Speed of analysis is crucial in such situations, says Jason Harris, requiring a technology “that could immediately provide comprehensive genomic information about this virulent strain and quickly get it into the hands of the global health and research community. In the initial stages of a major epidemic, real time is the speed we need to be working in order to have the greatest impact on saving lives.”
From PacBio’s perspective, Schadt says that “real-time monitoring” of pathogens opens the door to using his firm’s technology as “a routine surveillance method, for public health protection in addition to pandemic prevention and response.”
Just last month, Waldor and colleagues published a perspective the New England Journal advocating the establishment of a cholera vaccine stockpile in the United States to be used to counter outbreaks such as the one in Haiti. There are an estimated 3-5 million cases of cholera each year resulting in about 100,000 deaths.

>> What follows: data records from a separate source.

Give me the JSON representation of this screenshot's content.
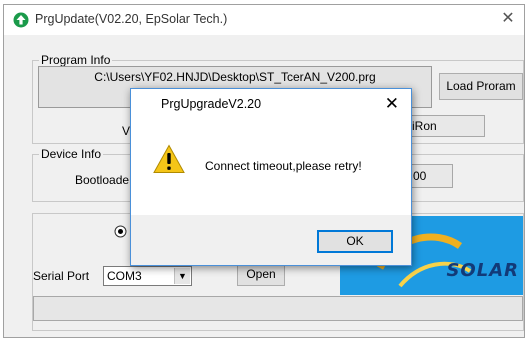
{
  "window": {
    "title": "PrgUpdate(V02.20, EpSolar Tech.)",
    "close_glyph": "✕"
  },
  "program_info": {
    "group_title": "Program Info",
    "path": "C:\\Users\\YF02.HNJD\\Desktop\\ST_TcerAN_V200.prg",
    "load_button": "Load Proram",
    "partial_label": "V",
    "partial_value": "iRon"
  },
  "device_info": {
    "group_title": "Device Info",
    "bootloader_label": "Bootloade",
    "partial_value": "00"
  },
  "serial": {
    "label": "Serial Port",
    "port_value": "COM3",
    "open_button": "Open"
  },
  "logo": {
    "text": "SOLAR"
  },
  "dialog": {
    "title": "PrgUpgradeV2.20",
    "close_glyph": "✕",
    "message": "Connect timeout,please retry!",
    "ok_label": "OK"
  },
  "colors": {
    "window_bg": "#f0f0f0",
    "accent": "#0078d7",
    "logo_bg": "#1e9be3",
    "logo_text": "#123a78"
  }
}
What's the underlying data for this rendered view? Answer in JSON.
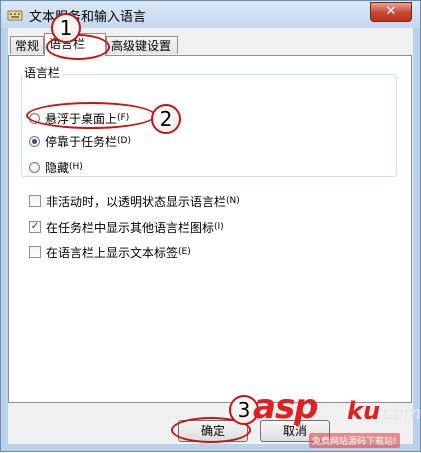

“The resistance to vaccination is truly baffling,” Waldor said at the time. The Harvard/PacBio results raise another troubling possibility: expansion of the epidemic with the replacement of the currently endemic strains with much more threatening variants. “That would be a deeply troubling outcome,” says Mekalanos. “A cholera vaccination campaign might not only control the disease but also minimize the dissemination beyond the shores of Hispaniola,”
The scientific manuscript was drafted over a few days and submitted to NEJM on November 19. The paper was formally accepted on December 1 and published December 9. “That’s like my record,” says Waldor.
Further Reading: Chin, C-S. et al. “The origin of the Haitian cholera outbreak strain.”New England Journal of Medicine December 9, 2010.